This approach to making the required budget savings is deeply flawed therefore and is symptomatic of a belief, somewhere in the corridors of County Hall, that the government will change its mind and bail out the County Council with a larger settlement before all these new cost pressures manifest themselves. It won’t. The County Council will go bust. It can predict what its income will be between now and 2020, and it can model, if it could be bothered, the potential call on its expenditure from children’s services (due to be inspected by Ofsted again soon), adult social care, and all the other demands made upon it. The funding gap should be shared with residents rather than consultations on piecemeal salami slicing of front line services.

I believe it should be absolutely transparent with Surrey residents and share that modelling.

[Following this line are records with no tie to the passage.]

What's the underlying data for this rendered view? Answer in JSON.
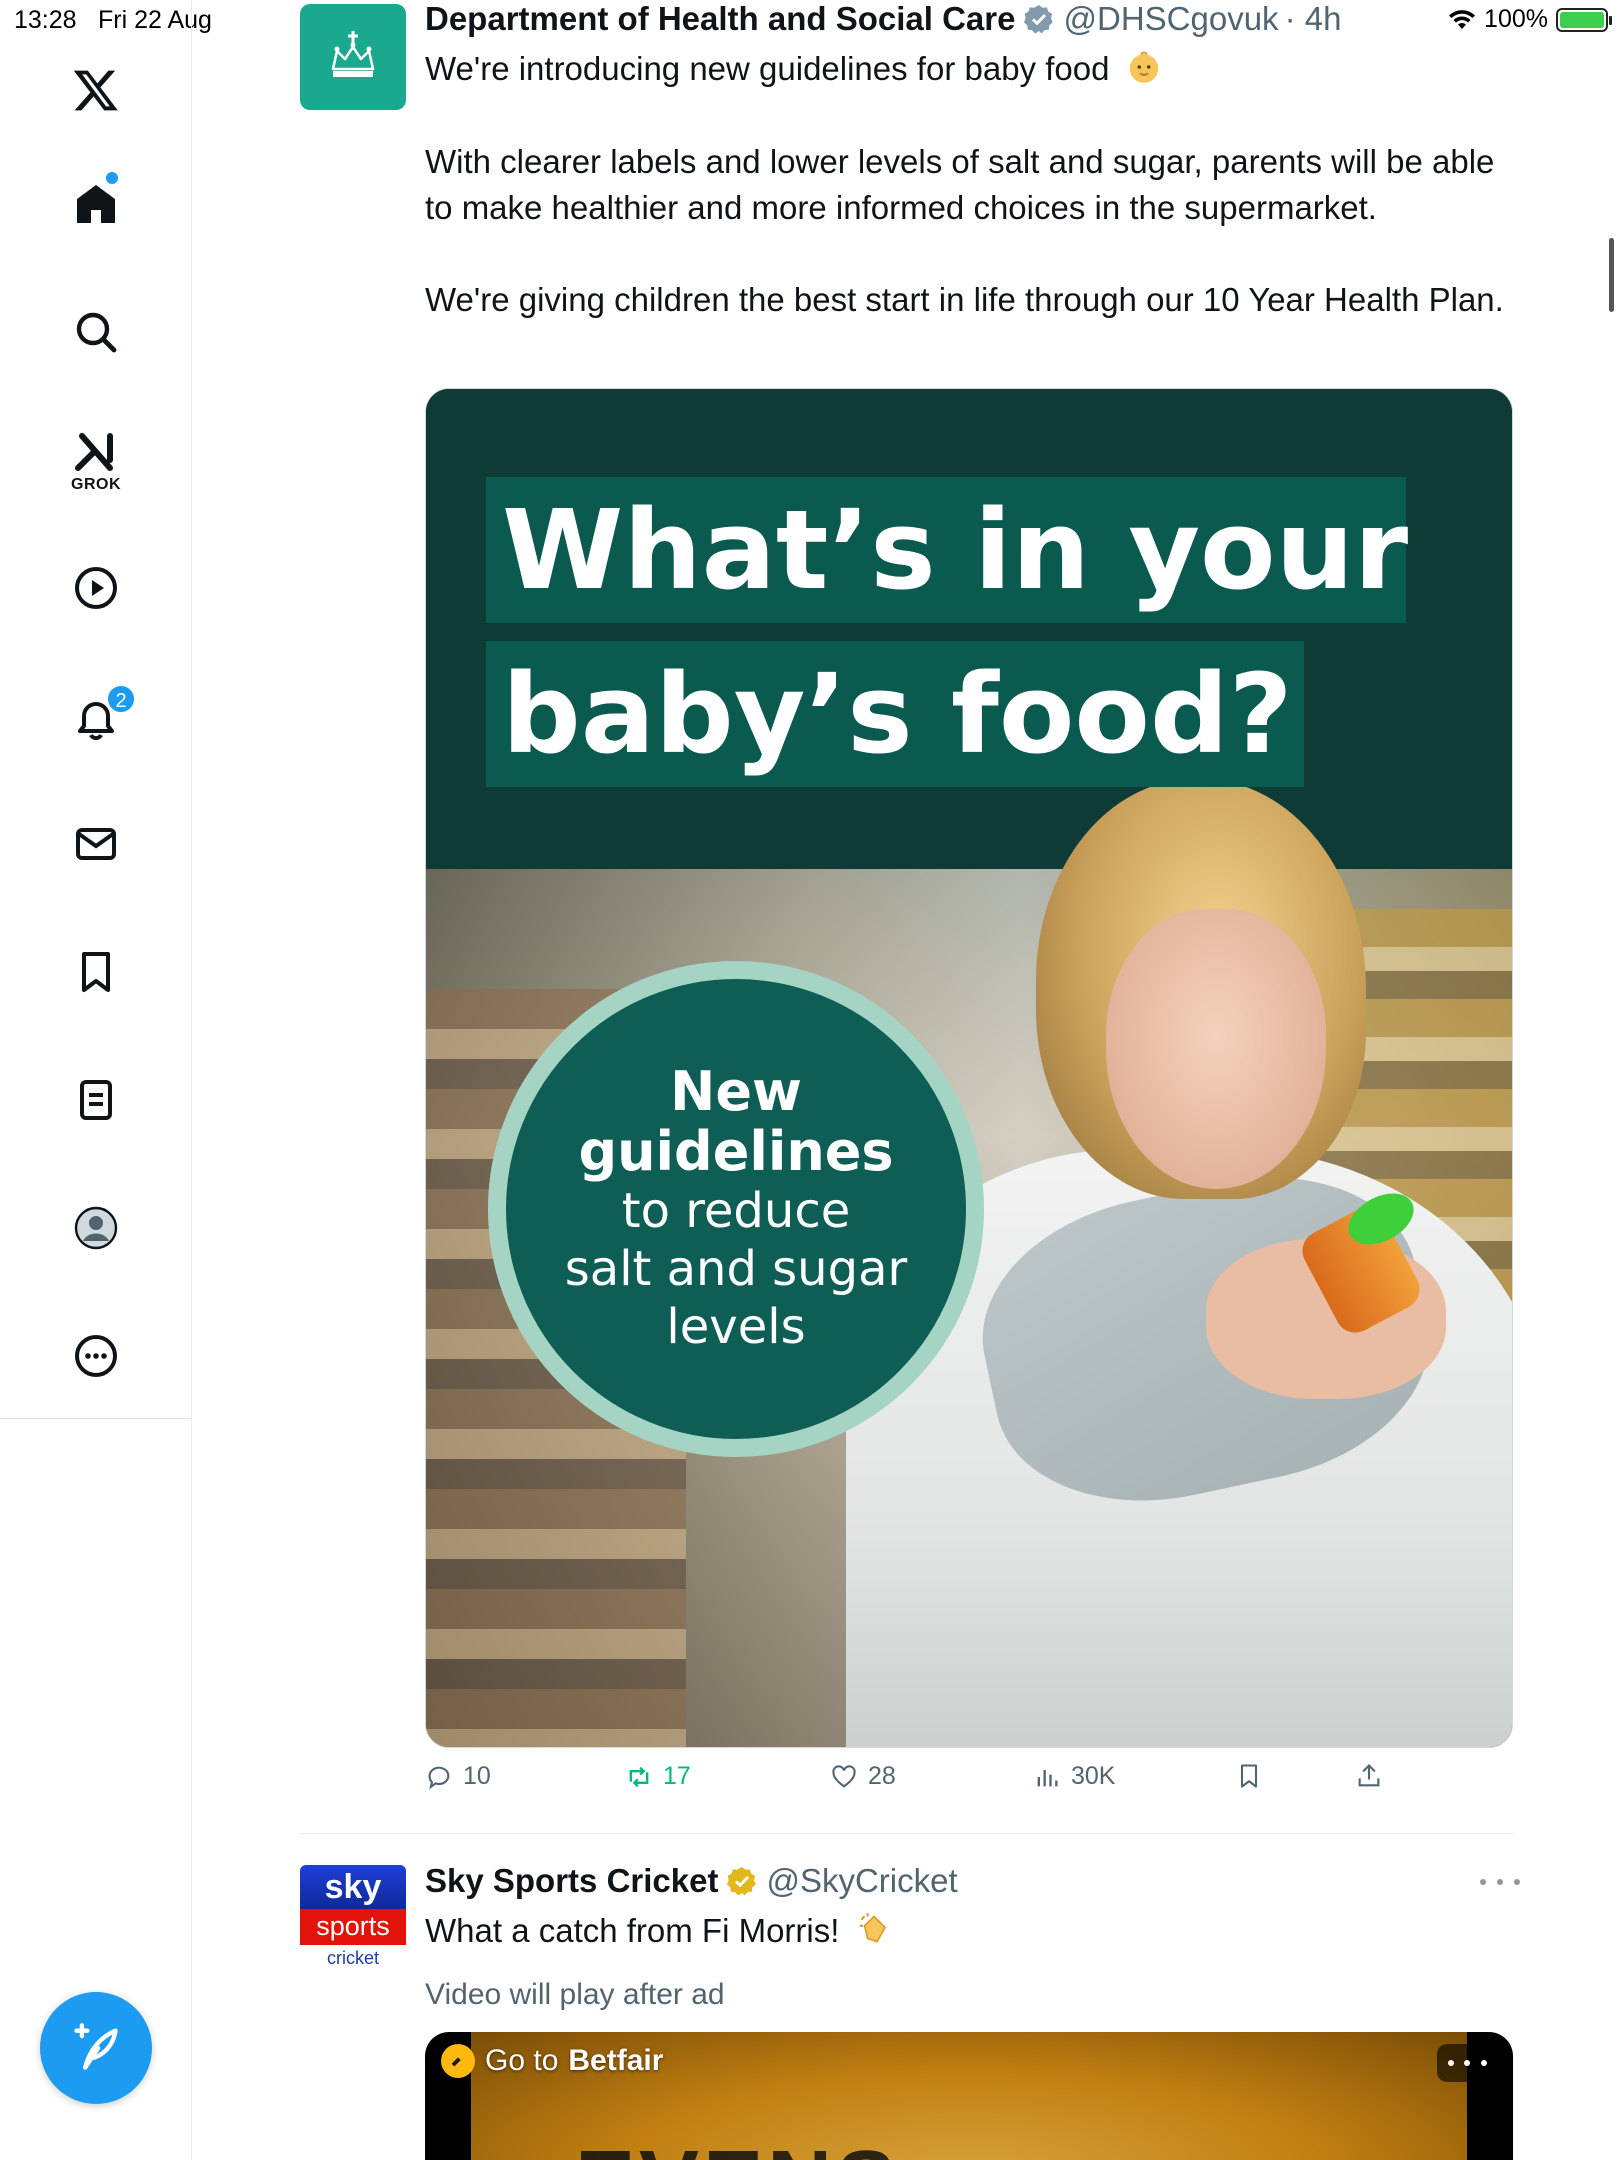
{
  "status_bar": {
    "time": "13:28",
    "date": "Fri 22 Aug",
    "battery": "100%"
  },
  "sidebar": {
    "grok_label": "GROK",
    "notification_count": "2",
    "items": [
      "x-logo",
      "home",
      "search",
      "grok",
      "video",
      "notifications",
      "messages",
      "bookmarks",
      "lists",
      "profile",
      "more"
    ]
  },
  "tweets": [
    {
      "author": "Department of Health and Social Care",
      "handle": "@DHSCgovuk",
      "time": "· 4h",
      "text_line1": "We're introducing new guidelines for baby food",
      "text_para2": "With clearer labels and lower levels of salt and sugar, parents will be able to make healthier and more informed choices in the supermarket.",
      "text_para3": "We're giving children the best start in life through our 10 Year Health Plan.",
      "media": {
        "headline_line1": "What’s in your",
        "headline_line2": "baby’s food?",
        "badge_line1": "New",
        "badge_line2": "guidelines",
        "badge_line3": "to reduce",
        "badge_line4": "salt and sugar",
        "badge_line5": "levels"
      },
      "stats": {
        "replies": "10",
        "retweets": "17",
        "likes": "28",
        "views": "30K"
      }
    },
    {
      "author": "Sky Sports Cricket",
      "handle": "@SkyCricket",
      "text": "What a catch from Fi Morris!",
      "avatar": {
        "top": "sky",
        "mid": "sports",
        "bot": "cricket"
      },
      "ad_note": "Video will play after ad",
      "video": {
        "go_to": "Go to",
        "brand": "Betfair",
        "overlay_text": "EVENS"
      }
    }
  ],
  "colors": {
    "accent": "#1d9bf0",
    "retweet_active": "#00ba7c",
    "dhsc_green": "#1aa98f",
    "banner_green": "#0a5a50"
  }
}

I believe it should look inside itself and ensure that its internal costs are cut to a minimum (why are we being asked to accept an increase in the allowance for Cabinet members of nearly £2000 to £24,402 in the current climate? That is truly shocking!)

When I see that modelling, and when I am convinced that its internal costs are properly under control, I will write to the Surrey MPs and make a case for a bail out. At the moment I can’t do that.

Sometimes things fall into place to remind you of why you wade through all this murky water. Some while ago I was concerned that there were inadequate counselling services locally for families, especially for those so badly affected by the floods and the trauma of being out of their homes.

I rambled on about this to a few people, including the Parish Council, and the senior partner, Dr Tony Clarke, at my local surgery. It occurred to me that the local Children’s Centre had staff trained to support mums, children and even dads, but I was not sure whether they had the capacity to provide a support service outside their Children’s Centre brief.

Well they do, and when I sat the wonderful Linda Smith, Children’s Centre manager, and Dr Clarke and Dr Newbon down with each other it was obvious that this was a potential partnership of immense significance.

So from the first week of November, doctors at Townhill surgery will be able to refer patients for support. Appointments will be available at the surgery on Fridays. Mums concerned about the very long waits for children’s mental health referrals or speech and language therapy will be able to see their children access support straight away from trained counsellors and adults struggling with managing a range of problems will have access to counselling. This will be a pilot project and if it works (which it will) we will find ways to roll it out to other surgeries.

Sometimes there is treasure to be found!